Start of Block

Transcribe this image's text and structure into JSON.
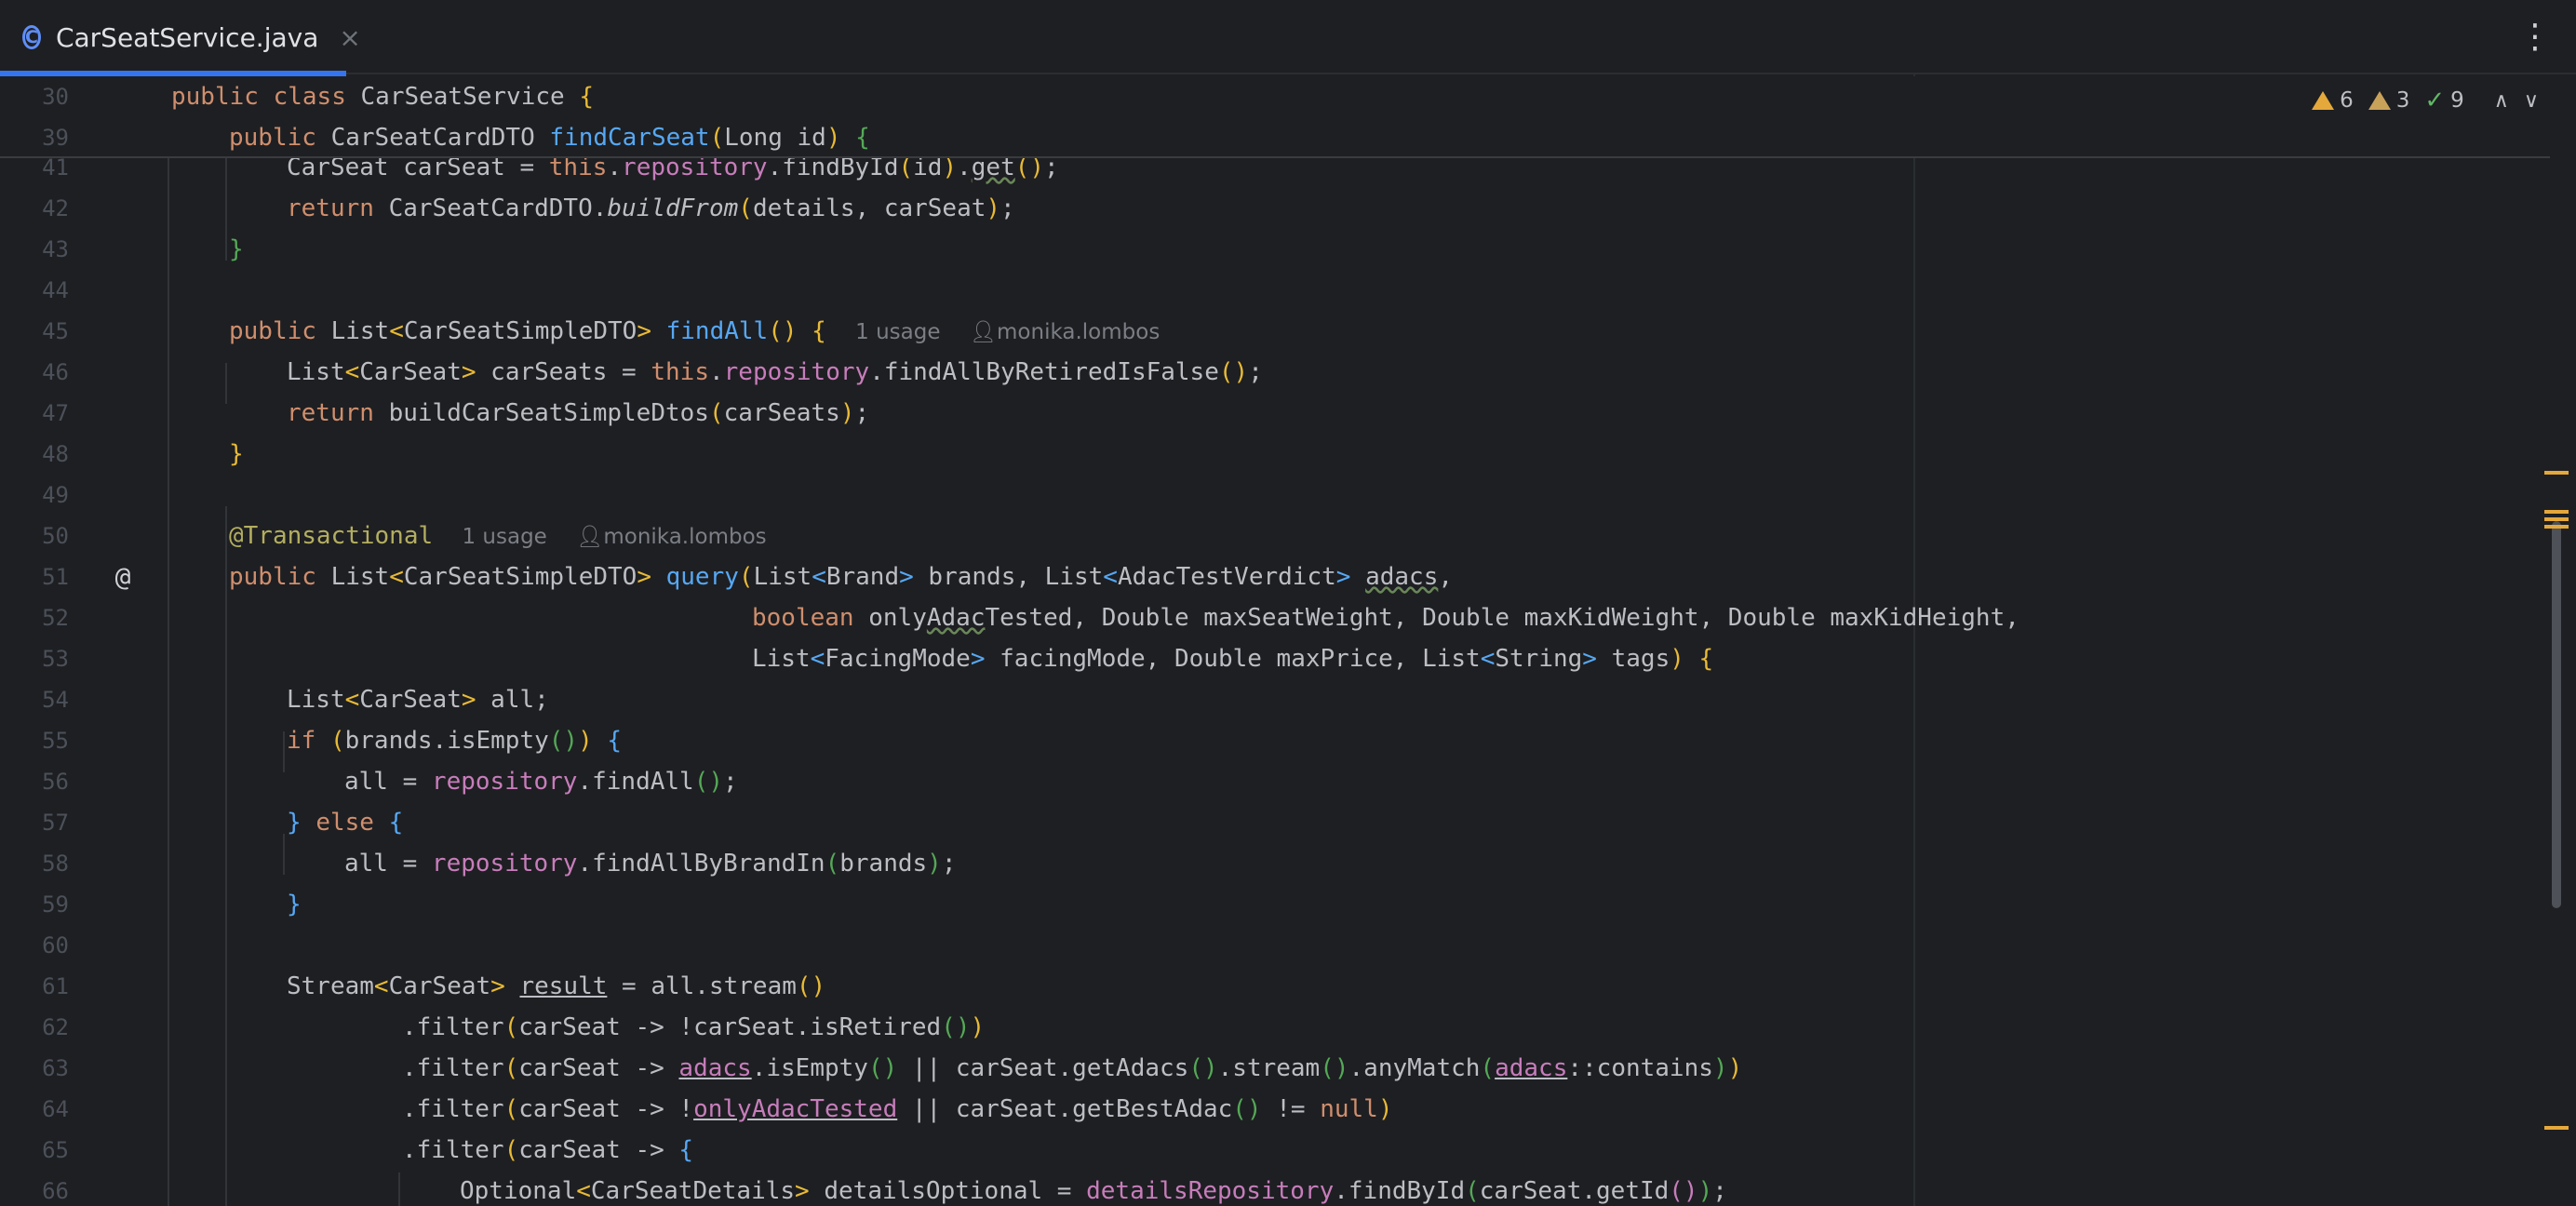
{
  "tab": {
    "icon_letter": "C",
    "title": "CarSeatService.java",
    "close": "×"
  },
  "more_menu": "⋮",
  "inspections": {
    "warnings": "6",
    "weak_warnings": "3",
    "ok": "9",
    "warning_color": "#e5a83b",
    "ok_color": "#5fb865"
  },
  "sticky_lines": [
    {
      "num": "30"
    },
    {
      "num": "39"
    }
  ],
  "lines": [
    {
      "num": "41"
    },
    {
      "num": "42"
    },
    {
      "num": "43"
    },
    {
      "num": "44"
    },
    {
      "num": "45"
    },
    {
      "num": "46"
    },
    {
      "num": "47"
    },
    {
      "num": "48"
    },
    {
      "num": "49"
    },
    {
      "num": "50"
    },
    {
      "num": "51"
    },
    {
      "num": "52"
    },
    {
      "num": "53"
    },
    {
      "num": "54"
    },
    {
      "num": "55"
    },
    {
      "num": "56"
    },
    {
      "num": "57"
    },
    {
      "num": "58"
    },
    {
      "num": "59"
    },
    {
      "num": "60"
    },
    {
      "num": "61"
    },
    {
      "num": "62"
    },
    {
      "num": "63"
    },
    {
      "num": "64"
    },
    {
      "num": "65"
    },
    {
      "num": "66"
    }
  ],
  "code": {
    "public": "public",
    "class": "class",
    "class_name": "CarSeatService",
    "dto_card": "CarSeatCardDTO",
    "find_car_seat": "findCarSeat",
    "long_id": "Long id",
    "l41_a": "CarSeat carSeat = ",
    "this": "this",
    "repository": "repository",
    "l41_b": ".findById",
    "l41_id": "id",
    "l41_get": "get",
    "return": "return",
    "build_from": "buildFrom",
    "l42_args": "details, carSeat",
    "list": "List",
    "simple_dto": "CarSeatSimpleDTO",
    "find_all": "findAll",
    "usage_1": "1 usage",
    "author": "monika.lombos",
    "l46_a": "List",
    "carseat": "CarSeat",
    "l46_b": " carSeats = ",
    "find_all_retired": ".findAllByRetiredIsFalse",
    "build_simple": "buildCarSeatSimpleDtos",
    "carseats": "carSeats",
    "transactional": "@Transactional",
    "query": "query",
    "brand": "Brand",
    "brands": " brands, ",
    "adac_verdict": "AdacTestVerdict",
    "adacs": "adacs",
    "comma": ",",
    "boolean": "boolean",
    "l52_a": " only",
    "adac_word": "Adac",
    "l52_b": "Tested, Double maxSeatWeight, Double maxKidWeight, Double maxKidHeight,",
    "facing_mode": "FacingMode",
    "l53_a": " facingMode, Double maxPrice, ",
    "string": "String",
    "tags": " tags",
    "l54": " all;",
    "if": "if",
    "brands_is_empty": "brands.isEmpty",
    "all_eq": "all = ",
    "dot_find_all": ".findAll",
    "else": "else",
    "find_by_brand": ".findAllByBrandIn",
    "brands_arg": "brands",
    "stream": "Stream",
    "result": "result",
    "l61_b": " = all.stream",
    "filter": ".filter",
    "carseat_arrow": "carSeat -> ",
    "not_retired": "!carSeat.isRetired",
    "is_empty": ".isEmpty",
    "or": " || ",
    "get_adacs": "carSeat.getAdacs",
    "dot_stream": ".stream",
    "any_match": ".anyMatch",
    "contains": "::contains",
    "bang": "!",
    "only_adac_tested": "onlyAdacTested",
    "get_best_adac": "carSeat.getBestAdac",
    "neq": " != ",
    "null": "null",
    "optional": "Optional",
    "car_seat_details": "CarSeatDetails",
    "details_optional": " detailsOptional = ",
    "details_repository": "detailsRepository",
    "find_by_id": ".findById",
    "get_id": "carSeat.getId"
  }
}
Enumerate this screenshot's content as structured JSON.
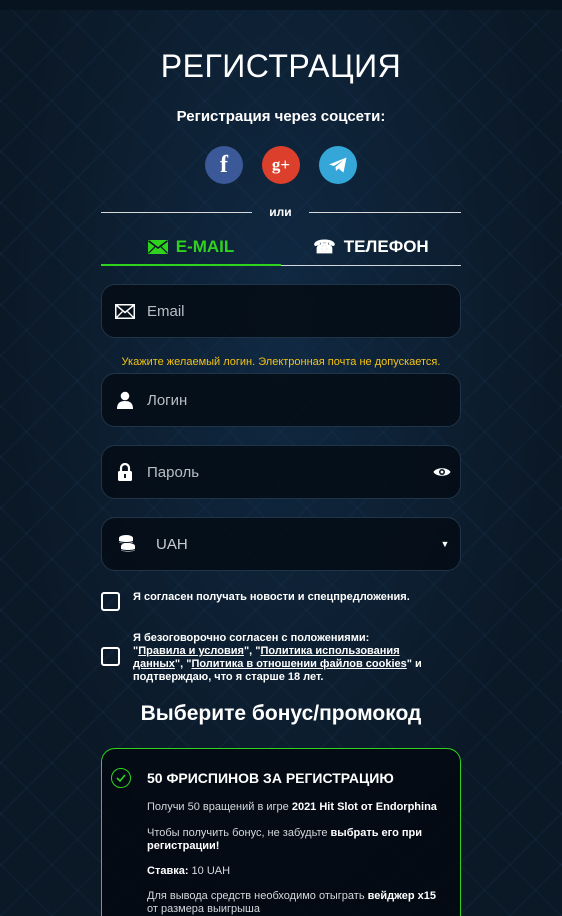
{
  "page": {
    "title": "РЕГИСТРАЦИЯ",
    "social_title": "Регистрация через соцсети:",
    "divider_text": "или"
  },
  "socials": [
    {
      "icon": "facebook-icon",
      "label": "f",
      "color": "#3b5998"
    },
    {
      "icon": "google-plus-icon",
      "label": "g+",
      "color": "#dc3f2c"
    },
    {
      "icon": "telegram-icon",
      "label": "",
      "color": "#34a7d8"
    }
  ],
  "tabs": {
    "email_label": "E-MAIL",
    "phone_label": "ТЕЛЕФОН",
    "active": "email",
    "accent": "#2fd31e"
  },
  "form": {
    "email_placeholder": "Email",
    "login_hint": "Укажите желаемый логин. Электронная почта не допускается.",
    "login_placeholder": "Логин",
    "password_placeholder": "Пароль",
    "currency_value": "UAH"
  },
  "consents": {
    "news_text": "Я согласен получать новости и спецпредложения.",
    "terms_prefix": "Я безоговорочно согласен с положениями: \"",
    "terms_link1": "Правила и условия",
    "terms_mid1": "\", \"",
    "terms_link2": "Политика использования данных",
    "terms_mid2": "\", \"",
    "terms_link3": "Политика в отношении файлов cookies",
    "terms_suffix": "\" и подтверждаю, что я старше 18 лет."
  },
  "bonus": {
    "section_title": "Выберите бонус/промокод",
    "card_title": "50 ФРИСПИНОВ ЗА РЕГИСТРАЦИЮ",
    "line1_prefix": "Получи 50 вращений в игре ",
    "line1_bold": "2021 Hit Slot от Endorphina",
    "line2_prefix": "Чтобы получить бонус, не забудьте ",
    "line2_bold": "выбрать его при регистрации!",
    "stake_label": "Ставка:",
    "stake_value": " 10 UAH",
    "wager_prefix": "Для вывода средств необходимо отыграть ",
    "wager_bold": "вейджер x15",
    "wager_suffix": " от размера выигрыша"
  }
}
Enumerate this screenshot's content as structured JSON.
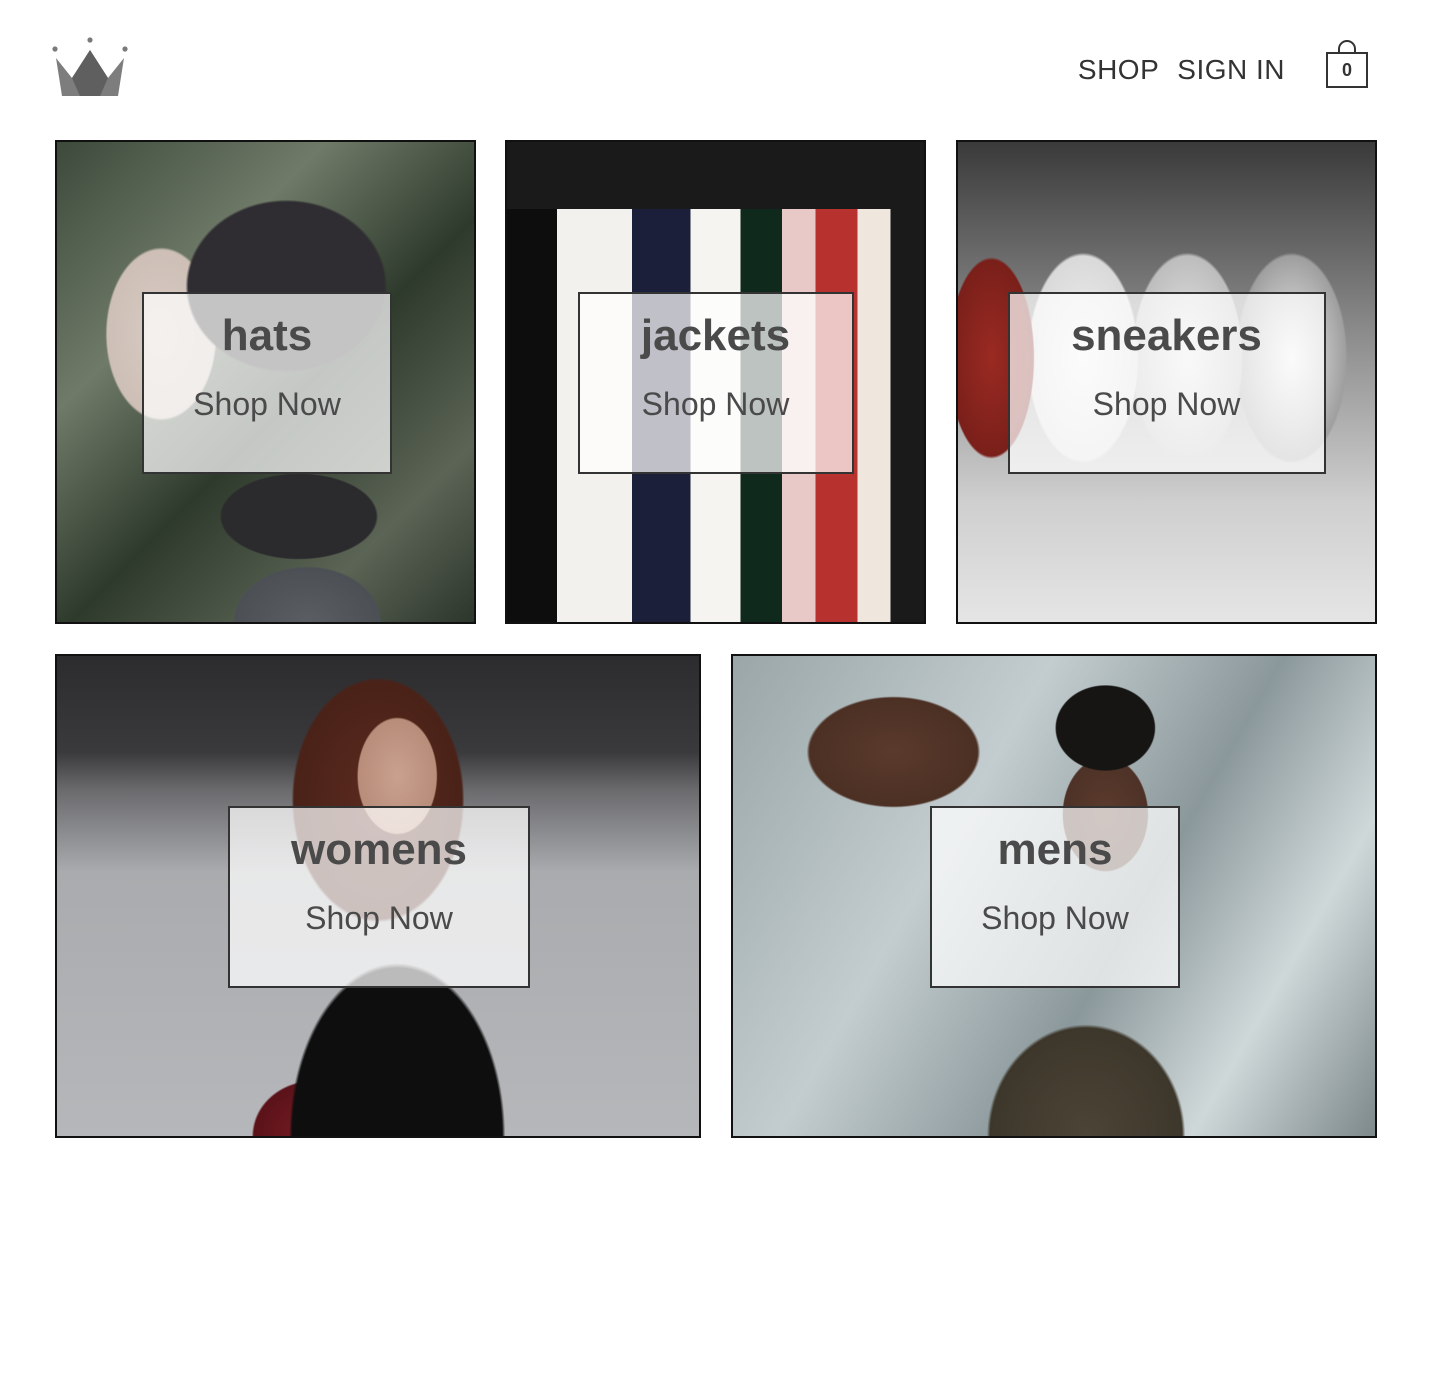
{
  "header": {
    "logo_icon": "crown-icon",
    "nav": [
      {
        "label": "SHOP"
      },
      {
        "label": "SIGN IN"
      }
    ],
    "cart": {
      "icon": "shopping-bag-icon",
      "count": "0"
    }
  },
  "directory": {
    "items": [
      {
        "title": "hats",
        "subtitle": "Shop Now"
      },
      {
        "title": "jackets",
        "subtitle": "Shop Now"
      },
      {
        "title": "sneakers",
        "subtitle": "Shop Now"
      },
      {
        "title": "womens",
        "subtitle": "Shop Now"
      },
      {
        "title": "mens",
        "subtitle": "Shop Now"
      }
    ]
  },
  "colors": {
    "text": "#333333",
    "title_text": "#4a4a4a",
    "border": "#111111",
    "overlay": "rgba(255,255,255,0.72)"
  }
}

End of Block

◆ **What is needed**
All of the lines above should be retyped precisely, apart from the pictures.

◆ **Output**
Transcribe this image's text and structure into JSON.
{
  "tab": {
    "icon_letter": "C",
    "title": "CarSeatService.java",
    "close": "×"
  },
  "more_menu": "⋮",
  "inspections": {
    "warnings": "6",
    "weak_warnings": "3",
    "ok": "9",
    "warning_color": "#e5a83b",
    "ok_color": "#5fb865"
  },
  "sticky_lines": [
    {
      "num": "30"
    },
    {
      "num": "39"
    }
  ],
  "lines": [
    {
      "num": "41"
    },
    {
      "num": "42"
    },
    {
      "num": "43"
    },
    {
      "num": "44"
    },
    {
      "num": "45"
    },
    {
      "num": "46"
    },
    {
      "num": "47"
    },
    {
      "num": "48"
    },
    {
      "num": "49"
    },
    {
      "num": "50"
    },
    {
      "num": "51"
    },
    {
      "num": "52"
    },
    {
      "num": "53"
    },
    {
      "num": "54"
    },
    {
      "num": "55"
    },
    {
      "num": "56"
    },
    {
      "num": "57"
    },
    {
      "num": "58"
    },
    {
      "num": "59"
    },
    {
      "num": "60"
    },
    {
      "num": "61"
    },
    {
      "num": "62"
    },
    {
      "num": "63"
    },
    {
      "num": "64"
    },
    {
      "num": "65"
    },
    {
      "num": "66"
    }
  ],
  "code": {
    "public": "public",
    "class": "class",
    "class_name": "CarSeatService",
    "dto_card": "CarSeatCardDTO",
    "find_car_seat": "findCarSeat",
    "long_id": "Long id",
    "l41_a": "CarSeat carSeat = ",
    "this": "this",
    "repository": "repository",
    "l41_b": ".findById",
    "l41_id": "id",
    "l41_get": "get",
    "return": "return",
    "build_from": "buildFrom",
    "l42_args": "details, carSeat",
    "list": "List",
    "simple_dto": "CarSeatSimpleDTO",
    "find_all": "findAll",
    "usage_1": "1 usage",
    "author": "monika.lombos",
    "l46_a": "List",
    "carseat": "CarSeat",
    "l46_b": " carSeats = ",
    "find_all_retired": ".findAllByRetiredIsFalse",
    "build_simple": "buildCarSeatSimpleDtos",
    "carseats": "carSeats",
    "transactional": "@Transactional",
    "query": "query",
    "brand": "Brand",
    "brands": " brands, ",
    "adac_verdict": "AdacTestVerdict",
    "adacs": "adacs",
    "comma": ",",
    "boolean": "boolean",
    "l52_a": " only",
    "adac_word": "Adac",
    "l52_b": "Tested, Double maxSeatWeight, Double maxKidWeight, Double maxKidHeight,",
    "facing_mode": "FacingMode",
    "l53_a": " facingMode, Double maxPrice, ",
    "string": "String",
    "tags": " tags",
    "l54": " all;",
    "if": "if",
    "brands_is_empty": "brands.isEmpty",
    "all_eq": "all = ",
    "dot_find_all": ".findAll",
    "else": "else",
    "find_by_brand": ".findAllByBrandIn",
    "brands_arg": "brands",
    "stream": "Stream",
    "result": "result",
    "l61_b": " = all.stream",
    "filter": ".filter",
    "carseat_arrow": "carSeat -> ",
    "not_retired": "!carSeat.isRetired",
    "is_empty": ".isEmpty",
    "or": " || ",
    "get_adacs": "carSeat.getAdacs",
    "dot_stream": ".stream",
    "any_match": ".anyMatch",
    "contains": "::contains",
    "bang": "!",
    "only_adac_tested": "onlyAdacTested",
    "get_best_adac": "carSeat.getBestAdac",
    "neq": " != ",
    "null": "null",
    "optional": "Optional",
    "car_seat_details": "CarSeatDetails",
    "details_optional": " detailsOptional = ",
    "details_repository": "detailsRepository",
    "find_by_id": ".findById",
    "get_id": "carSeat.getId"
  }
}
Enumerate this screenshot's content as structured JSON.
{
  "page": {
    "title": "РЕГИСТРАЦИЯ",
    "social_title": "Регистрация через соцсети:",
    "divider_text": "или"
  },
  "socials": [
    {
      "icon": "facebook-icon",
      "label": "f",
      "color": "#3b5998"
    },
    {
      "icon": "google-plus-icon",
      "label": "g+",
      "color": "#dc3f2c"
    },
    {
      "icon": "telegram-icon",
      "label": "",
      "color": "#34a7d8"
    }
  ],
  "tabs": {
    "email_label": "E-MAIL",
    "phone_label": "ТЕЛЕФОН",
    "active": "email",
    "accent": "#2fd31e"
  },
  "form": {
    "email_placeholder": "Email",
    "login_hint": "Укажите желаемый логин. Электронная почта не допускается.",
    "login_placeholder": "Логин",
    "password_placeholder": "Пароль",
    "currency_value": "UAH"
  },
  "consents": {
    "news_text": "Я согласен получать новости и спецпредложения.",
    "terms_prefix": "Я безоговорочно согласен с положениями: \"",
    "terms_link1": "Правила и условия",
    "terms_mid1": "\", \"",
    "terms_link2": "Политика использования данных",
    "terms_mid2": "\", \"",
    "terms_link3": "Политика в отношении файлов cookies",
    "terms_suffix": "\" и подтверждаю, что я старше 18 лет."
  },
  "bonus": {
    "section_title": "Выберите бонус/промокод",
    "card_title": "50 ФРИСПИНОВ ЗА РЕГИСТРАЦИЮ",
    "line1_prefix": "Получи 50 вращений в игре ",
    "line1_bold": "2021 Hit Slot от Endorphina",
    "line2_prefix": "Чтобы получить бонус, не забудьте ",
    "line2_bold": "выбрать его при регистрации!",
    "stake_label": "Ставка:",
    "stake_value": " 10 UAH",
    "wager_prefix": "Для вывода средств необходимо отыграть ",
    "wager_bold": "вейджер x15",
    "wager_suffix": " от размера выигрыша"
  }
}
Enumerate this screenshot's content as structured JSON.
{
  "header": {
    "logo_icon": "crown-icon",
    "nav": [
      {
        "label": "SHOP"
      },
      {
        "label": "SIGN IN"
      }
    ],
    "cart": {
      "icon": "shopping-bag-icon",
      "count": "0"
    }
  },
  "directory": {
    "items": [
      {
        "title": "hats",
        "subtitle": "Shop Now"
      },
      {
        "title": "jackets",
        "subtitle": "Shop Now"
      },
      {
        "title": "sneakers",
        "subtitle": "Shop Now"
      },
      {
        "title": "womens",
        "subtitle": "Shop Now"
      },
      {
        "title": "mens",
        "subtitle": "Shop Now"
      }
    ]
  },
  "colors": {
    "text": "#333333",
    "title_text": "#4a4a4a",
    "border": "#111111",
    "overlay": "rgba(255,255,255,0.72)"
  }
}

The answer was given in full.